Convenience and accessing healthcare when and where it is needed has led to a surge in Telemedicine. As one of the fastest-growing benefits in America, it offers many advantages over traditional approaches including more privacy. Patients also don’t have to travel to appointments, and often have access to off-hour time slots to speak to health care professionals. Also known as Telehealth, people love the convenience of telemedicine and how it fits into their busy lifestyle. They avoid taking time off work for their own, and family member appointments without sacrificing care.
Wellness resources are also very popular. This is a more proactive approach to health, offering access to wellness resources, programs and events that help people manage their health in their own way. What are the 4 major types of employee benefits based on wellness? The top examples of wellness resources include:
- Providing standing desks in the workplace
- Subsidized or reimbursed fitness programs both on and offsite
- Rewards or bonuses based on organization driven health incentives
- On-site stress management programs
All these wellness programs help employees maintain health using programs that suit their lifestyle, age and location. They focus on their own healthcare needs, whether it is keeping fit, or reducing stress.
Chronic Disease Management
Where insurance companies once put people through the paces to prove they didn’t have pre-existing or chronic diseases, they now see the error of their ways. Instead, they are beginning to see offering programs that help people manage chronic diseases saves money on health plans. Offering disease management as a new form of health benefits provides a major incentive for those struggling with various healthcare issues.
In a country where people carry tremendous debt, future planning programs that focus on healthy finances have also become a major incentive. Employers offer many different variations of future financial planning, from helping students pay off loans to fee credit counseling and from the usual 401(k) or similar plan to escalated salary deferral contributions.
Quality of life is a major concern for today’s workforce. Benefits such as banking vacation and sick time for paid time off, extended vacation days and increased paid leave for new parents are all examples of how time is being used to offer a better life/work balance.
Flexible and Hybrid Workplaces
Remote work had already become popular before the arrival of the pandemic. However, more businesses have realized there really is no need for everyone to come into the office. From schedules with days in and out of the office to flexible work hours, and from shared job roles to compressed or shortened workweeks finding new ways to improve that life/work balance is a major draw.

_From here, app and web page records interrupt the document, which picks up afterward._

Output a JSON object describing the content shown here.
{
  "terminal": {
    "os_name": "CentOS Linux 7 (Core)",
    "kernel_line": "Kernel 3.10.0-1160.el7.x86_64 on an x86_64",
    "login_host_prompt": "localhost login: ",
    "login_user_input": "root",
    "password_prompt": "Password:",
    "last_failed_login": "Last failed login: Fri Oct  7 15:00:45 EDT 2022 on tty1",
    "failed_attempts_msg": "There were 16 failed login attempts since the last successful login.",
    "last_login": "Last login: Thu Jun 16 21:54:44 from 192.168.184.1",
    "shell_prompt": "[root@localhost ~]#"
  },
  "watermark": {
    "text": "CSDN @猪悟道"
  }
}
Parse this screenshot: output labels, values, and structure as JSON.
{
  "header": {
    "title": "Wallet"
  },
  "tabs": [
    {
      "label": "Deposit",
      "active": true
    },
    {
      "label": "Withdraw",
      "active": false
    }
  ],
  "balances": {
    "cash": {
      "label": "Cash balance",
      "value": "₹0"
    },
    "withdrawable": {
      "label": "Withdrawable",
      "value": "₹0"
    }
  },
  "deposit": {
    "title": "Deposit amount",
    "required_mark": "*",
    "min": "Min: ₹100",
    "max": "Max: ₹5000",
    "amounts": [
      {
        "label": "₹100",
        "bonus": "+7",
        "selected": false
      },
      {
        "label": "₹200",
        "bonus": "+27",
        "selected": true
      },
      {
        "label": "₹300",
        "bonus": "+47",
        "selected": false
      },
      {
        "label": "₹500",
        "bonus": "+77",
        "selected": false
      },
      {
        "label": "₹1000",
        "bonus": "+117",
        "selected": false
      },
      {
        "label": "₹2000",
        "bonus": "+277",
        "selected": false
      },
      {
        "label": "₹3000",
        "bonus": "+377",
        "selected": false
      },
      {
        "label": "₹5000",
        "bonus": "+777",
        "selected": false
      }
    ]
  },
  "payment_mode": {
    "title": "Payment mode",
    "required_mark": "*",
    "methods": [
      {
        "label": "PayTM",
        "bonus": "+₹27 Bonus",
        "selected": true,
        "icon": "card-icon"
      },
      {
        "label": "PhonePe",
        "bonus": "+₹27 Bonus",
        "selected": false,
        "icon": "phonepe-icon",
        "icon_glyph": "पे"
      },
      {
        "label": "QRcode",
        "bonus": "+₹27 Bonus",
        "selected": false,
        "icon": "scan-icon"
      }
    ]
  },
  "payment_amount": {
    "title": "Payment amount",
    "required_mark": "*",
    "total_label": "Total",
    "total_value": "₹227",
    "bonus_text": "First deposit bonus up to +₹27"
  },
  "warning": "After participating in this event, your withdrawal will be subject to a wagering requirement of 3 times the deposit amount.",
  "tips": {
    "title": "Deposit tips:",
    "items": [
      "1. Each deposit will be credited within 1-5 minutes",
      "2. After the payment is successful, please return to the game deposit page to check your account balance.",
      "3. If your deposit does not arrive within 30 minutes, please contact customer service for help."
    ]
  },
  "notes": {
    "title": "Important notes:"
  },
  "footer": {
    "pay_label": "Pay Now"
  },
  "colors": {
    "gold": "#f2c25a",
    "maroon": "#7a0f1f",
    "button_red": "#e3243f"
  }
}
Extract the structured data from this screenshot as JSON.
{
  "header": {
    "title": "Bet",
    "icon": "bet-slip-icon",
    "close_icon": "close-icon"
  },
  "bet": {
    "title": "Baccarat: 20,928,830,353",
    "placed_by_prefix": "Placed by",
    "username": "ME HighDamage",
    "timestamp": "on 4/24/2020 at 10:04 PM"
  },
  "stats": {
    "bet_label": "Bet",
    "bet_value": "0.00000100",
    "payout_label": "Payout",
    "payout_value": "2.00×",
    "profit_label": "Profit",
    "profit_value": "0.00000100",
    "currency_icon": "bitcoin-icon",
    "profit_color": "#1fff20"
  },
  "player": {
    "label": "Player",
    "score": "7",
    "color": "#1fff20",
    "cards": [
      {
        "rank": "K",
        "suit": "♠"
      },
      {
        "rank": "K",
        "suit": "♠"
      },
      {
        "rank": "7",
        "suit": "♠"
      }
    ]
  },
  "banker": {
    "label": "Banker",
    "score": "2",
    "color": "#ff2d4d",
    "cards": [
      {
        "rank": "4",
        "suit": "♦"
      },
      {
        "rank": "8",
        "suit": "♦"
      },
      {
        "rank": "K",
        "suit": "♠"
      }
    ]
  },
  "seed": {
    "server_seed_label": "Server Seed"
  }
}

Both flexible/hybrid workplaces and more time-oriented benefits are part of a more parent-friendly plan. As young parents make up a growing part of the workforce, companies need to think of ways to accommodate their needs. This is not just based on time away from home, but also onsite daycare programs, childcare stipends, and college savings assistance. Even a culture with more understanding of parent challenges, such as accepting time off for sick children or for doctor’s appointments helps create a more family-oriented workplace.
This option straddles the fence on who actually benefits from the plan. For organizations losing top talent due to retirement, the phasing in of the retirement works in their favor. They continue to benefit from the skills needed and can also accommodate effective mentoring programs to be fully prepared when full retirement kicks in. However, some employees like the idea of continuing to work part-time so they feel useful and productive until they are ready to retire fully.
As benefits change, organizations have to become more responsive to how they provide benefits packages. The right approach to benefits administration allows employees to select and change their benefits as their needs change. This can provide an incentive in itself, as employers become more responsive to changing attitudes about what makes a good living wage.
About the Author
Kayla is the Marketing Manager at Paypro Corporation overseeing all inbound and outbound marketing and sales efforts. She has 7+ years of experience working within the B2B and SaaS based solutions space and thrives on creating messaging and campaigns that introduce products and services to those who need them most.